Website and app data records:
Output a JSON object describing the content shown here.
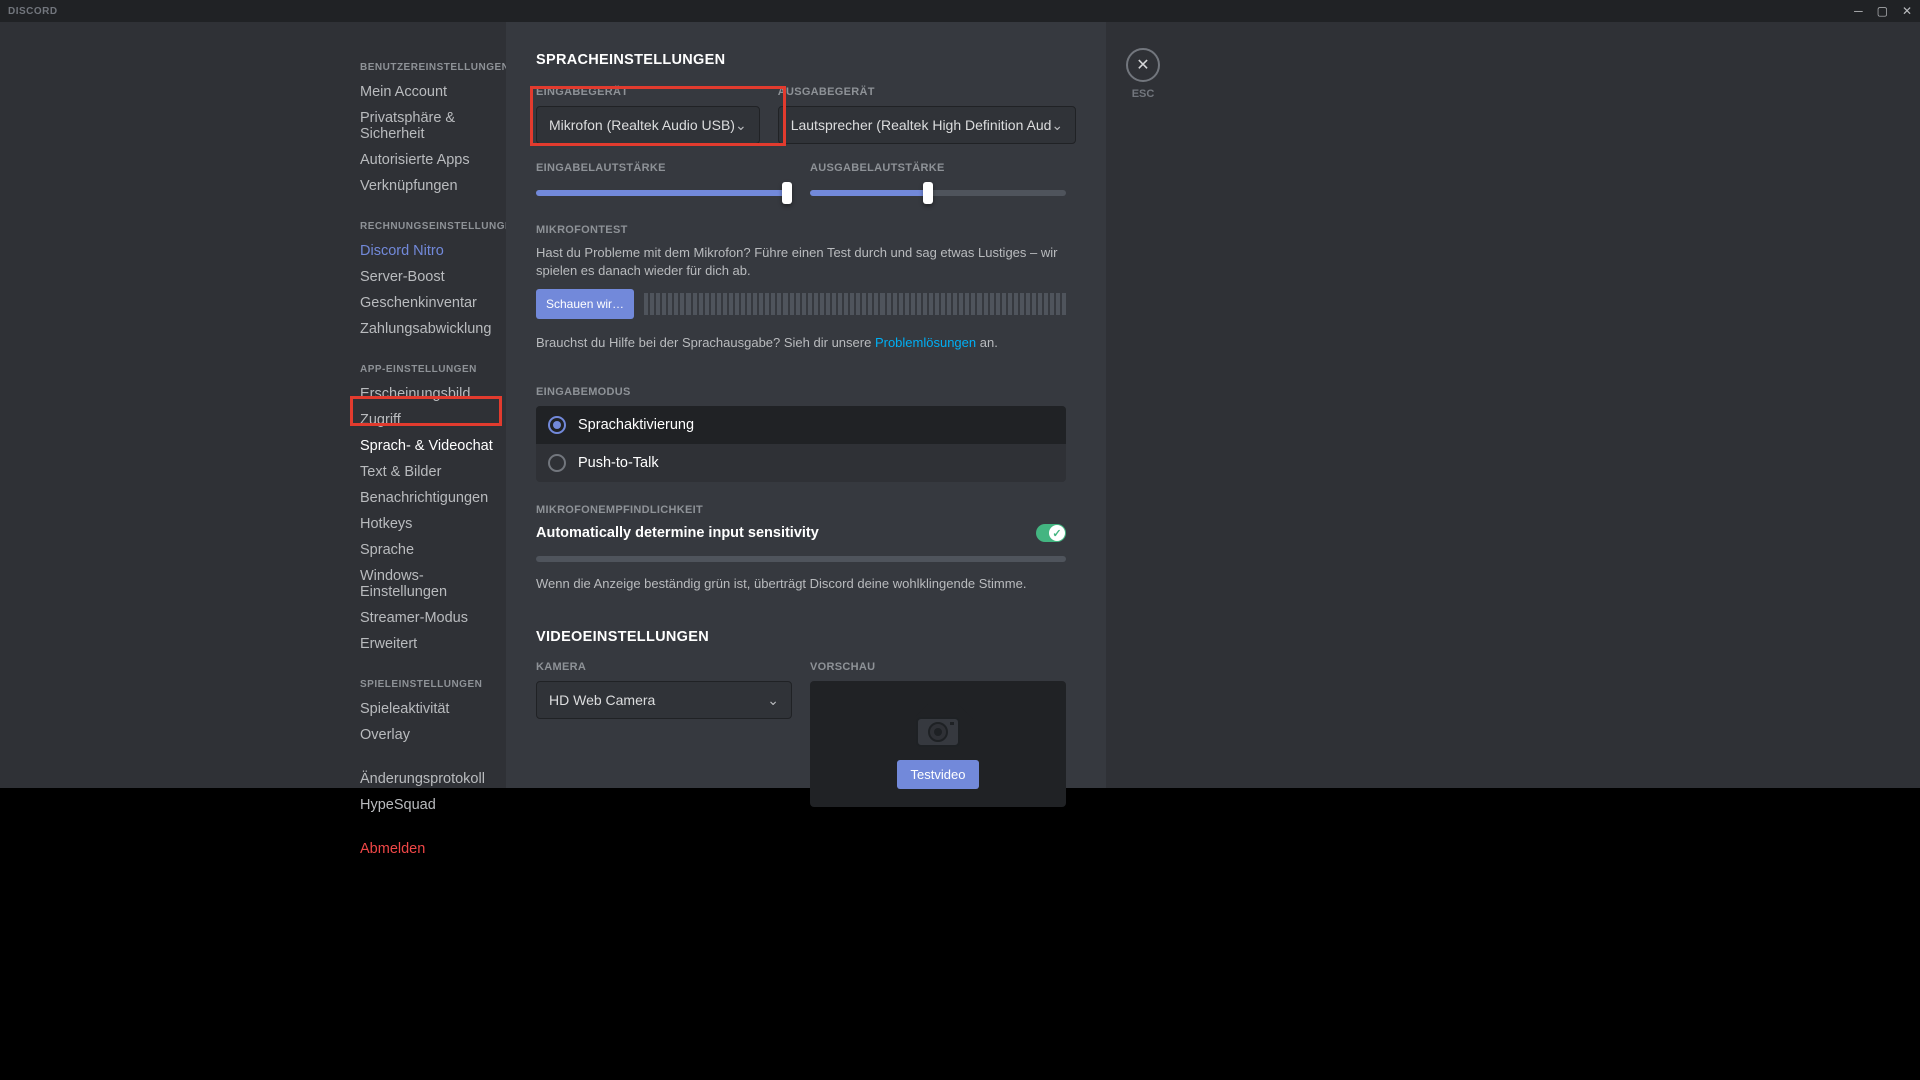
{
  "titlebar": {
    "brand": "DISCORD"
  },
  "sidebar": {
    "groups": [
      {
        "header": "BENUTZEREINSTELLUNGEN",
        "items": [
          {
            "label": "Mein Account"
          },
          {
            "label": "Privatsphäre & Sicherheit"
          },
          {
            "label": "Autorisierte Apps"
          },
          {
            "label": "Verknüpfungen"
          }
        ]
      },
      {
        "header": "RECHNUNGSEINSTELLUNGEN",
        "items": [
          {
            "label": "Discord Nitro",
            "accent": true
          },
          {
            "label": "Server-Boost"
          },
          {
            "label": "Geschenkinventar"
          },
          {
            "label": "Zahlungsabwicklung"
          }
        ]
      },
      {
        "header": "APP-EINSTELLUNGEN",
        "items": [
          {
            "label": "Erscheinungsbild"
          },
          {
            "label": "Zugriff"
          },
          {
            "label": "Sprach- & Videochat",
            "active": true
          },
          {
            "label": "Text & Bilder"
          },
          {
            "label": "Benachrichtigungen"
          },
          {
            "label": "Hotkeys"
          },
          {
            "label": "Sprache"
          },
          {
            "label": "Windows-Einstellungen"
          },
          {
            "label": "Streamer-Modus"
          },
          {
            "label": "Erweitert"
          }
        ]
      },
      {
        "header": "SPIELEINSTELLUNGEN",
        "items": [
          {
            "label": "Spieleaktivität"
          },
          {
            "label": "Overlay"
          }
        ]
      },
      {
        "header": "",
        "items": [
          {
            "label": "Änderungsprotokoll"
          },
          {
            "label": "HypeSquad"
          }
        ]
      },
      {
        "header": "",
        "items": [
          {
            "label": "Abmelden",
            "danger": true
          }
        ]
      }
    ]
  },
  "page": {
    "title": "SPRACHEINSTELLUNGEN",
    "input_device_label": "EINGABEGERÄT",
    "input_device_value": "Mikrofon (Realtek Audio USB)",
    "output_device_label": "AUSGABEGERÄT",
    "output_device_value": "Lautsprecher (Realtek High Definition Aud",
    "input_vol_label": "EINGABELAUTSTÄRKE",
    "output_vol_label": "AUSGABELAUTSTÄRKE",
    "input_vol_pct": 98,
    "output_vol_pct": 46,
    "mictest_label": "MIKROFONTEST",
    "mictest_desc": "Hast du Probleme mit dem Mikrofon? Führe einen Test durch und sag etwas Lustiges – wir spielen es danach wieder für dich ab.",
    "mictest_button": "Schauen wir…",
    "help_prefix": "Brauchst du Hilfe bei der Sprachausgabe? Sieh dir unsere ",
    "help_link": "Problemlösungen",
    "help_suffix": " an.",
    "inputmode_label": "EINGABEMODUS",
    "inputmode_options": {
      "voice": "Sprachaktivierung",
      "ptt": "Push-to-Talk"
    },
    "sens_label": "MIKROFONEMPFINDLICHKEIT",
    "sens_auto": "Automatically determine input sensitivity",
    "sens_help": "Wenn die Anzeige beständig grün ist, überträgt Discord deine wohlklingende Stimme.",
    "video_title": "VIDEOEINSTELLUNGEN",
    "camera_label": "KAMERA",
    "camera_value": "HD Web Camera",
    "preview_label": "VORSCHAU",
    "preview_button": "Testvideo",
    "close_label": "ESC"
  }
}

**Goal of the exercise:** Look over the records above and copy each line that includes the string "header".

**Response to this exercise:**
        "header": "BENUTZEREINSTELLUNGEN",
        "header": "RECHNUNGSEINSTELLUNGEN",
        "header": "APP-EINSTELLUNGEN",
        "header": "SPIELEINSTELLUNGEN",
        "header": "",
        "header": "",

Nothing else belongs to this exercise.